The deal covers 83 rocket launches over the next five years from the three largest commercial launch providers in the West, except SpaceX, which directly competes with Amazon in satellite internet with Starlink.

Here’s a breakdown of the launch agreements Amazon announced:

  • Arianespace: 18 launches of Europe’s new Ariane 6 rocket
  • Blue Origin: 12 launches of the company’s New Glenn rocket, with options for 15 additional launches
  • United Launch Alliance: 38 launches of the company’s Vulcan rocket

Additionally, Amazon previously announced its acquisition of United Launch Alliance’s final nine Atlas V rocket launches before that vehicle is retired.

With the deal finalized, Amazon has essentially snatched up any medium- and heavy-lift launch capacity over the next five years that wasn’t already spoken for.
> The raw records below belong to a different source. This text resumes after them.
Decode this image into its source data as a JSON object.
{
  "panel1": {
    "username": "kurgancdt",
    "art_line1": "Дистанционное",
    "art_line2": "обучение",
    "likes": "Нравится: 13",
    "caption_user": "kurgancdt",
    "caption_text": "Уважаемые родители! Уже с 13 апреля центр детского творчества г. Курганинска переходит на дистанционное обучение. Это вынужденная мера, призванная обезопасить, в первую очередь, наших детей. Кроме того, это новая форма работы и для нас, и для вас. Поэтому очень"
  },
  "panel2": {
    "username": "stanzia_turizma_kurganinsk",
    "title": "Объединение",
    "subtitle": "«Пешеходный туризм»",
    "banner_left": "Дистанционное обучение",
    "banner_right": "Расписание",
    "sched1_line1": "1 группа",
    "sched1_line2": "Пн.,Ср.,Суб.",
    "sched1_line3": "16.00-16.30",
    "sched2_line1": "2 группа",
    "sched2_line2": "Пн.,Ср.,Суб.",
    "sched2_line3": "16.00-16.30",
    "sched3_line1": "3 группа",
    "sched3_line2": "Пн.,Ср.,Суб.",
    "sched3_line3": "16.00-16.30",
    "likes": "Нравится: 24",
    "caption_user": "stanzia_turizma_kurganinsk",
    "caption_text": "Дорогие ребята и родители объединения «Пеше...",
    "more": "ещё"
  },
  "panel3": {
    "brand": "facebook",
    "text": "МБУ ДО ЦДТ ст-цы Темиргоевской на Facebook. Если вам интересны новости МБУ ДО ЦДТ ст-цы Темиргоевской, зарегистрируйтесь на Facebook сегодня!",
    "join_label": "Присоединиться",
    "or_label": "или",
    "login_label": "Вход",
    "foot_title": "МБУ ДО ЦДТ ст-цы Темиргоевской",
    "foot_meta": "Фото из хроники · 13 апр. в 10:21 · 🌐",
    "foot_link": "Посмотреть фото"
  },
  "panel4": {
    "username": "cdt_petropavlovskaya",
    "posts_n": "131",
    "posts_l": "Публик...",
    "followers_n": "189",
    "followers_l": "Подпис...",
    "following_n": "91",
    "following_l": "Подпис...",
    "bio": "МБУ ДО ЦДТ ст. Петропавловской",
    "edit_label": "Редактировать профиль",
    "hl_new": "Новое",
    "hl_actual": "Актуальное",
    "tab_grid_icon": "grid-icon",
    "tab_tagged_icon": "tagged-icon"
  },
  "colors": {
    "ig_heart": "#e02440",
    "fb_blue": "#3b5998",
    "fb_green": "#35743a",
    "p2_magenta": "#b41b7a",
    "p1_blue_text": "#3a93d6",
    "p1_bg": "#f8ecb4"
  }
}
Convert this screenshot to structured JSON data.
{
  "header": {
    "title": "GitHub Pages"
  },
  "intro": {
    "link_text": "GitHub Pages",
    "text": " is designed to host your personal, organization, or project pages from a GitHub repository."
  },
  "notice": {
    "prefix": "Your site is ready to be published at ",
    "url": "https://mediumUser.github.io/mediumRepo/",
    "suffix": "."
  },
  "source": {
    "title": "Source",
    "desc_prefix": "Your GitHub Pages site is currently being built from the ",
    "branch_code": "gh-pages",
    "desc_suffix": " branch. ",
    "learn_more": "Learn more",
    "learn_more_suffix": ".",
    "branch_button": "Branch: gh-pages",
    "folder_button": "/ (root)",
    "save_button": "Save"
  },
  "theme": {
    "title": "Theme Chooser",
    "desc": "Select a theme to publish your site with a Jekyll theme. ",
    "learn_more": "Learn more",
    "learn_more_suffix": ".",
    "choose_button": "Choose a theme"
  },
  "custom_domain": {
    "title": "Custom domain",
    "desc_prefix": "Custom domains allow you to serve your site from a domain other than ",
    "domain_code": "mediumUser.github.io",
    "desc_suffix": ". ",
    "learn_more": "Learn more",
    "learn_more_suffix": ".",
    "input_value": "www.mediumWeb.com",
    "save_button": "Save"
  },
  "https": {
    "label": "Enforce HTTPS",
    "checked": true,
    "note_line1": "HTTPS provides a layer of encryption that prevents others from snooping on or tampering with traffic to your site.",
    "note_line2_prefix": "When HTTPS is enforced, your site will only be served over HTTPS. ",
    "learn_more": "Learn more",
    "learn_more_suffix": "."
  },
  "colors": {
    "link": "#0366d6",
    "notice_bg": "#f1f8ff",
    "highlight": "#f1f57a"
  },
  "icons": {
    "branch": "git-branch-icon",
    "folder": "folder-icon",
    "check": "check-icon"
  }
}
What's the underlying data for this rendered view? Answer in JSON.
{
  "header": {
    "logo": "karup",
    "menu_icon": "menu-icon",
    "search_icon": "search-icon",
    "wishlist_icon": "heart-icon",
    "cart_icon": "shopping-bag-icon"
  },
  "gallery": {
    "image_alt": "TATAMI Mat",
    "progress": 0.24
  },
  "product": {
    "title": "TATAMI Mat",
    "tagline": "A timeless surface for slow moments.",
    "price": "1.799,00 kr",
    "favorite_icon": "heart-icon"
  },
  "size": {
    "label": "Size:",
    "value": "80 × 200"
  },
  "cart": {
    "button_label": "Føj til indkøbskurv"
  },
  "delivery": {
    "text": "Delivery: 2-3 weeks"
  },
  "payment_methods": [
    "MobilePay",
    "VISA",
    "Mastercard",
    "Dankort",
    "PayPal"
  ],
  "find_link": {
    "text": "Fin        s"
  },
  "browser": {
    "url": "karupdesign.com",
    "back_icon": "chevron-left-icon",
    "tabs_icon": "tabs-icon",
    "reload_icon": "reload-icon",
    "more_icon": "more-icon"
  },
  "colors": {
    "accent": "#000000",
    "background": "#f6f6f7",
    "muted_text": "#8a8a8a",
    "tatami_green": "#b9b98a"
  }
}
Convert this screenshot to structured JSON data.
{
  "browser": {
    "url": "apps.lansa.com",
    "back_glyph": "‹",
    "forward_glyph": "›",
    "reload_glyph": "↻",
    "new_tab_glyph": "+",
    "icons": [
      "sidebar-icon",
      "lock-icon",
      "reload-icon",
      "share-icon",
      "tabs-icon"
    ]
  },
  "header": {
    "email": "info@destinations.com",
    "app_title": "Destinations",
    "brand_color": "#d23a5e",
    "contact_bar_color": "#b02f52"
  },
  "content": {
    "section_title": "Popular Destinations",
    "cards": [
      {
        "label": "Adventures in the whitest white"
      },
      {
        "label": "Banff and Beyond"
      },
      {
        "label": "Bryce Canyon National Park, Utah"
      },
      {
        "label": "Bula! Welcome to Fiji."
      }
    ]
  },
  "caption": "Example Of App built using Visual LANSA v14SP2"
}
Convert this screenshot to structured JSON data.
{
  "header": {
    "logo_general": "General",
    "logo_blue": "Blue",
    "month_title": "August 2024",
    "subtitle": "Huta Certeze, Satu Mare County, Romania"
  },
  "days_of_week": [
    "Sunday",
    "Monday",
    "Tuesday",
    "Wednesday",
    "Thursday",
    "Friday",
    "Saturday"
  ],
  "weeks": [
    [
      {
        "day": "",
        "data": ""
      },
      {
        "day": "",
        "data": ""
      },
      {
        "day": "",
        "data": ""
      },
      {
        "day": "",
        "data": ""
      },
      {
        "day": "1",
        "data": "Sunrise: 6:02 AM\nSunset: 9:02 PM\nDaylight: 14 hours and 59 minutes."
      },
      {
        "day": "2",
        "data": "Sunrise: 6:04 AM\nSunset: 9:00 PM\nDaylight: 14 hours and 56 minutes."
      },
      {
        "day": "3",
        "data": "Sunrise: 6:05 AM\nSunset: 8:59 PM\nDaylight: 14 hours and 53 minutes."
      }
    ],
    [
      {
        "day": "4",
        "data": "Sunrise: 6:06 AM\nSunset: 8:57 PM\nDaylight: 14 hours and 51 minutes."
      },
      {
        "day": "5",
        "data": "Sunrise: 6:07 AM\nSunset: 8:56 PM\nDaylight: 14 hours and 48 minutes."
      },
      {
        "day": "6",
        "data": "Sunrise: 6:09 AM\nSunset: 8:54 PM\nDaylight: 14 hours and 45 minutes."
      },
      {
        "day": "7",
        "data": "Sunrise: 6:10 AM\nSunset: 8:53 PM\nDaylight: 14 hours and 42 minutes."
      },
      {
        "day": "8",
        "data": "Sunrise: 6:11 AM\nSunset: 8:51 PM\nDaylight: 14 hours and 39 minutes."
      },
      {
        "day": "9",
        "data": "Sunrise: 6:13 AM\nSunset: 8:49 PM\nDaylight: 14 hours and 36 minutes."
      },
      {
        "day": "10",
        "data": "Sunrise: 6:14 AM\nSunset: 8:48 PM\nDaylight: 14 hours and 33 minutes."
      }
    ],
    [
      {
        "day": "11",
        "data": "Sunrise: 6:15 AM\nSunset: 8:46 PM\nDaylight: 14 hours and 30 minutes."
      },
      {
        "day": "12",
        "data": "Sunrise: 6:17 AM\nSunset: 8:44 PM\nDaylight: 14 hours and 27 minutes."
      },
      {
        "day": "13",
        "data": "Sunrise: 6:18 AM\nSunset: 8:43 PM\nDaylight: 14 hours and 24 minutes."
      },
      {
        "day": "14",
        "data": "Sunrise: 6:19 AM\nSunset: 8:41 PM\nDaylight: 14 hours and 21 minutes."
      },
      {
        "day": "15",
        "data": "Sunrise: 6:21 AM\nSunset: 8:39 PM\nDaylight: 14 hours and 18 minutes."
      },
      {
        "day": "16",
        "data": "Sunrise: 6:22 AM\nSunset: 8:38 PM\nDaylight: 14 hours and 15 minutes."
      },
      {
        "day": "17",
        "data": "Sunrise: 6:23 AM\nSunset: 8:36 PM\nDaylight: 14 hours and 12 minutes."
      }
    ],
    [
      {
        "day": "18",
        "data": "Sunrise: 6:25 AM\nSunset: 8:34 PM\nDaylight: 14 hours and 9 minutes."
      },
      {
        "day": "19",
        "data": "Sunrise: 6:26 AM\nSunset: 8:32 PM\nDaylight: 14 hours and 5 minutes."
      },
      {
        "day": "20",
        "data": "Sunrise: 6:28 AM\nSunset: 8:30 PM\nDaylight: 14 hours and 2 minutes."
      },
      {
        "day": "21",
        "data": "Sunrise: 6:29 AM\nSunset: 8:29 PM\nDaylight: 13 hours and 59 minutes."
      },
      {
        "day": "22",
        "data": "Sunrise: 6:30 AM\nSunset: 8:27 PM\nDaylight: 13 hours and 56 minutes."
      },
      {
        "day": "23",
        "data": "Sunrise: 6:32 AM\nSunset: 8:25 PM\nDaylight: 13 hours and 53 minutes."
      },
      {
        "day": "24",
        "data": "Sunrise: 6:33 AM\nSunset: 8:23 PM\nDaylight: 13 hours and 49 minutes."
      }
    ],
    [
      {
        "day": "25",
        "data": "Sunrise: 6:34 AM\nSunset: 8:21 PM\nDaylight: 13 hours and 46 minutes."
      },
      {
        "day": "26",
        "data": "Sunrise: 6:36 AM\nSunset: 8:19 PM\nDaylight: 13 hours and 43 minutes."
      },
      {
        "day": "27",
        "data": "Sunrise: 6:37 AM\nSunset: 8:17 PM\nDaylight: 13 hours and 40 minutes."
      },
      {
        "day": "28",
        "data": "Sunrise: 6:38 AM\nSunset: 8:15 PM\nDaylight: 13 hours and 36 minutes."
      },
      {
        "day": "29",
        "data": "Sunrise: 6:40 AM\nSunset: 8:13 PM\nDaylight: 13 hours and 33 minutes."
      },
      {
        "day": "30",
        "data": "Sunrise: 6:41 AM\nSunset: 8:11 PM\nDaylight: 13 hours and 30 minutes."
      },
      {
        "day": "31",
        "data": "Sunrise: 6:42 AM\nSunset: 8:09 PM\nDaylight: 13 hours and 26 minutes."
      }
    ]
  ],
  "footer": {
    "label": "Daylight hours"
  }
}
The launches will flesh out the company’s planned constellation of 3,236 satellites for Project Kuiper.

“We still have lots of work ahead, but the team has continued to hit milestone after milestone across every aspect of our satellite system,” Dave Limp, Amazon’s Senior Vice President for Devices & Services, said in a news release.

“These launch agreements reflect our incredible commitment and belief in Project Kuiper, and we’re proud to be working with such an impressive lineup of partners to deliver on our mission.”

Amazon is about four years behind SpaceX in deploying its satellite constellation. SpaceX currently has well over 1,500 Starlink satellites in orbit, and the service has surpassed 250,000 user terminals across the globe as of February.

What’s more, all three of the launch providers Amazon has contracted — including Blue Origin, which is owned by Amazon founder Jeff Bezos — lag behind SpaceX in rocket technology.

Both the Ariane 6 and Vulcan rockets are likely about 12 months from making their debut flights, while Blue Origin’s New Glenn is probably at least two years from its first flight.

SpaceX, on the other hand, has its own reusable rocket, the Falcon 9. At this time, no one in the space industry can compete with SpaceX on price or launch frequency. SpaceX CEO Elon Musk has said the company is targeting a whopping 60 Falcon 9 launches this year, and it expects to have over 4,200 Starlink satellites in operation within 18 months.

Amazon’s commercial launch contracts for its Project Kuiper satellites are worth an estimated $10 billion at least. The company plans to launch two prototype satellites in the fourth quarter of 2022.

Amazon has not said when the deployment of its operational constellation will begin, but a spokesperson for the company said that a timeline will be shared after the demonstration mission later this year.